This exchange of material is one of the key activities of the project New Cassava Varieties and Clean Seed to Combat CMD and CBSD” led by IITA and funded by the Bill & Melinda Gates Foundation. The project aims to alleviate food insecurity and poverty by ensuring that farmers have access to high-quality disease-free planting material of diverse improved varieties that combine resistance to CBSD and CMD, and with preferred end-user characteristics.
The varieties were first sent to the Natural Resources Institute (NRI,UK) and to Kenya Plant Health Inspectorate Services (KEPHIS) for cleaning to ensure their safe transfer to all five participating countries and reduce any chance of spreading the diseases further. They were then forwarded to GTIL.
“Today marks a very important step in the fight against CBSD, with the five countries coming together to freely share their best materials that are tolerant to the disease. Each country will have 20 new varieties to evaluate and choose for official release and multiplication to farmers,” said Dr Edward Kanju, IITA breeder and 5CP Project Coordinator. “We have also taken steps to ensure that we are not spreading the diseases from one country to another and that the materials that we are distributing are virus free,”

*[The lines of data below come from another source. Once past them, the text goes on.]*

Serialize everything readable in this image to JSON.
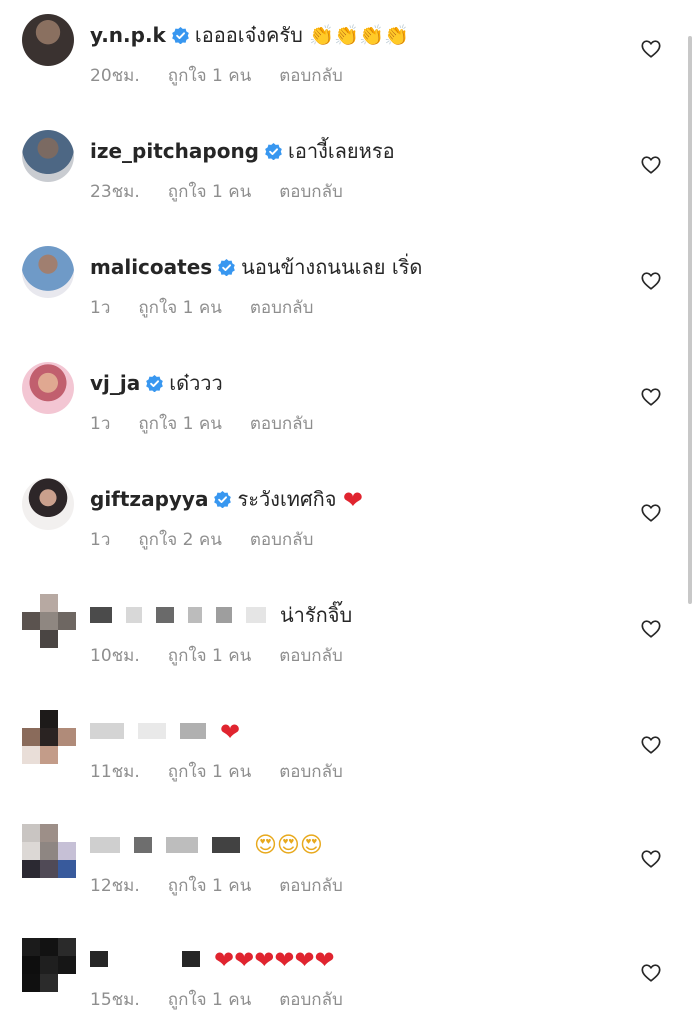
{
  "comments": [
    {
      "username": "y.n.p.k",
      "verified": true,
      "text": "เอออเจ๋งครับ",
      "emoji": "👏👏👏👏",
      "time": "20ชม.",
      "likes": "ถูกใจ 1 คน",
      "reply": "ตอบกลับ"
    },
    {
      "username": "ize_pitchapong",
      "verified": true,
      "text": "เอางี้เลยหรอ",
      "emoji": "",
      "time": "23ชม.",
      "likes": "ถูกใจ 1 คน",
      "reply": "ตอบกลับ"
    },
    {
      "username": "malicoates",
      "verified": true,
      "text": "นอนข้างถนนเลย เริ่ด",
      "emoji": "",
      "time": "1ว",
      "likes": "ถูกใจ 1 คน",
      "reply": "ตอบกลับ"
    },
    {
      "username": "vj_ja",
      "verified": true,
      "text": "เด๋ววว",
      "emoji": "",
      "time": "1ว",
      "likes": "ถูกใจ 1 คน",
      "reply": "ตอบกลับ"
    },
    {
      "username": "giftzapyya",
      "verified": true,
      "text": "ระวังเทศกิจ",
      "emoji": "❤",
      "time": "1ว",
      "likes": "ถูกใจ 2 คน",
      "reply": "ตอบกลับ"
    },
    {
      "username": "",
      "verified": false,
      "text": "น่ารักจิ๊บ",
      "emoji": "",
      "time": "10ชม.",
      "likes": "ถูกใจ 1 คน",
      "reply": "ตอบกลับ"
    },
    {
      "username": "",
      "verified": false,
      "text": "",
      "emoji": "❤",
      "time": "11ชม.",
      "likes": "ถูกใจ 1 คน",
      "reply": "ตอบกลับ"
    },
    {
      "username": "",
      "verified": false,
      "text": "",
      "emoji": "😍😍😍",
      "time": "12ชม.",
      "likes": "ถูกใจ 1 คน",
      "reply": "ตอบกลับ"
    },
    {
      "username": "",
      "verified": false,
      "text": "",
      "emoji": "❤❤❤❤❤❤",
      "time": "15ชม.",
      "likes": "ถูกใจ 1 คน",
      "reply": "ตอบกลับ"
    }
  ],
  "colors": {
    "verified_badge": "#3897f0",
    "heart_emoji": "#e0242f",
    "meta_text": "#8e8e8e",
    "username_text": "#262626"
  },
  "icons": {
    "like": "heart-outline-icon",
    "verified": "verified-badge-icon"
  }
}
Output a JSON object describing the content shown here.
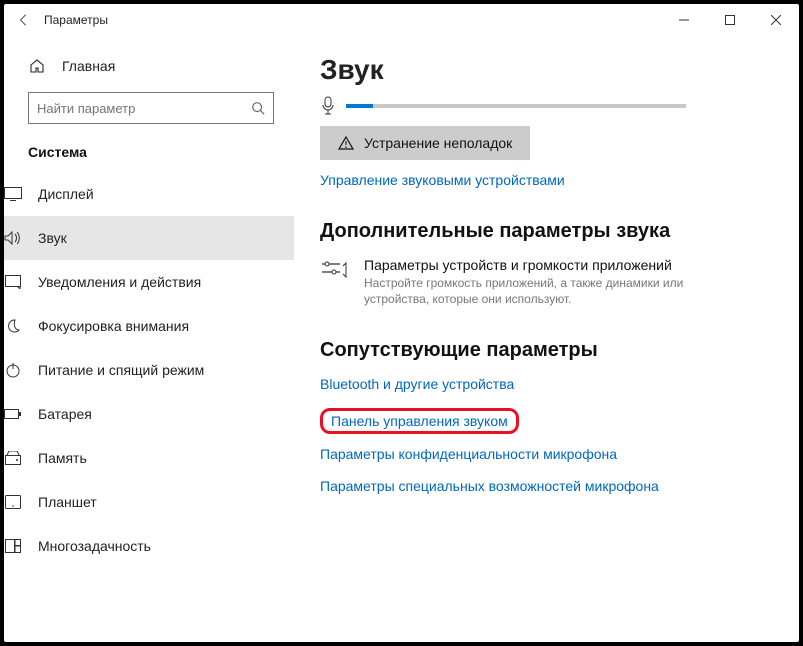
{
  "window": {
    "title": "Параметры"
  },
  "sidebar": {
    "home": "Главная",
    "search_placeholder": "Найти параметр",
    "section": "Система",
    "items": [
      {
        "label": "Дисплей"
      },
      {
        "label": "Звук"
      },
      {
        "label": "Уведомления и действия"
      },
      {
        "label": "Фокусировка внимания"
      },
      {
        "label": "Питание и спящий режим"
      },
      {
        "label": "Батарея"
      },
      {
        "label": "Память"
      },
      {
        "label": "Планшет"
      },
      {
        "label": "Многозадачность"
      }
    ]
  },
  "content": {
    "heading": "Звук",
    "troubleshoot": "Устранение неполадок",
    "manage_link": "Управление звуковыми устройствами",
    "advanced_heading": "Дополнительные параметры звука",
    "app_volume_title": "Параметры устройств и громкости приложений",
    "app_volume_desc": "Настройте громкость приложений, а также динамики или устройства, которые они используют.",
    "related_heading": "Сопутствующие параметры",
    "link_bluetooth": "Bluetooth и другие устройства",
    "link_sound_panel": "Панель управления звуком",
    "link_mic_privacy": "Параметры конфиденциальности микрофона",
    "link_mic_access": "Параметры специальных возможностей микрофона"
  }
}
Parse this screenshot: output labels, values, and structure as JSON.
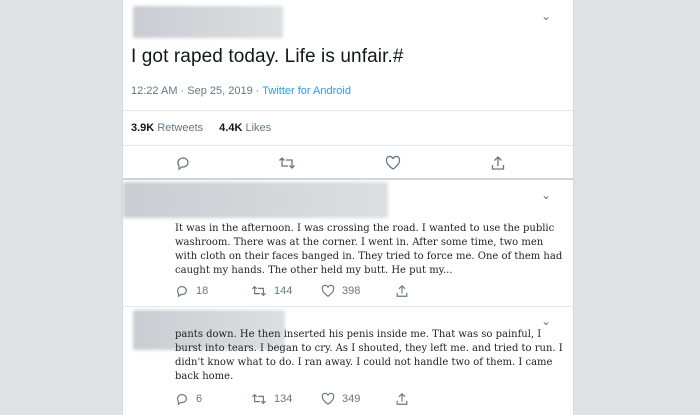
{
  "tweet": {
    "text": "I got raped today. Life is unfair.#",
    "time": "12:22 AM · Sep 25, 2019 · ",
    "source": "Twitter for Android",
    "retweets_count": "3.9K",
    "retweets_label": "Retweets",
    "likes_count": "4.4K",
    "likes_label": "Likes"
  },
  "replies": [
    {
      "text": "It was in the afternoon. I was crossing the road. I wanted to use the public washroom. There was at the corner. I went in. After some time, two men with cloth on their faces banged in. They tried to force me. One of them had caught my hands. The other held my butt. He put my...",
      "replies": "18",
      "retweets": "144",
      "likes": "398"
    },
    {
      "text": "pants down. He then inserted his penis inside me. That was so painful, I burst into tears. I began to cry. As I shouted, they left me. and tried to run. I didn't know what to do. I ran away. I could not handle two of them. I came back home.",
      "replies": "6",
      "retweets": "134",
      "likes": "349"
    }
  ],
  "icons": {
    "more": "chevron-down-icon",
    "reply": "reply-icon",
    "retweet": "retweet-icon",
    "like": "heart-icon",
    "share": "share-icon"
  },
  "colors": {
    "link": "#1da1f2",
    "muted": "#657786",
    "text": "#14171a"
  }
}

Each country will receive 300 plantlets of the 25 varieties which they will multiply in bulk and test across different cassava-growing regions in their respective countries to fast-track efforts to provide farmers with varieties that are tolerant to the two diseases.
“On behalf of the national agricultural research systems from Malawi, Mozambique, Tanzania, Uganda, and Kenya, I receive these tissue-culture plantlets and promise we will multiply and test them across different cassava-growing regions. We will identify those that are tolerant to the diseases and suitable for different uses such as for cooking, for flour, and even for starch,” said Dr Therese Munga, 5CP Kenya Country Coordinator and Head of cassava research at KARI.
She noted that currently the cassava yield in the five countries was very low averaging 8 – 9 t/ha but with these new varieties, yield could go up to 20 t/ha. “This will give our farmers enough cassava to meet their food needs and the surplus for processing into for flour and starch. This will not only contribute to food security but also income and job creation in the rural areas,” she said.
To date, despite all the breeding efforts, no country has developed varieties with resistance to the two diseases and they therefore continue to spread in the region. However, varieties that are tolerant—showing mild symptoms but still giving acceptable yields—have been officially released and many more are in the final stages of official release in project target countries.
NARS partners: Kenya Agricultural Research Institute (KARI), Department for Agricultural Research Services (DARS)–Malawi, National Institute of Agronomic Research (IIAM)–Mozambique, Ministry of Agriculture & Food Security-Department for Research and Development (DRD)–Tanzania, National Agricultural Research Organization (NARO)–Uganda.
Regulatory partners: Kenya Plant Health Inspectorate Services (KEPHIS), Tanzania Official Seed Certification Institute (TOSCI).
Private/Commercial partners: Genetics Technologies International Limited (GTIL)–Kenya and Crop Biosciences Solution–Arusha, Tanzania.
International partner: Natural Resources Institute (NRI)–UK.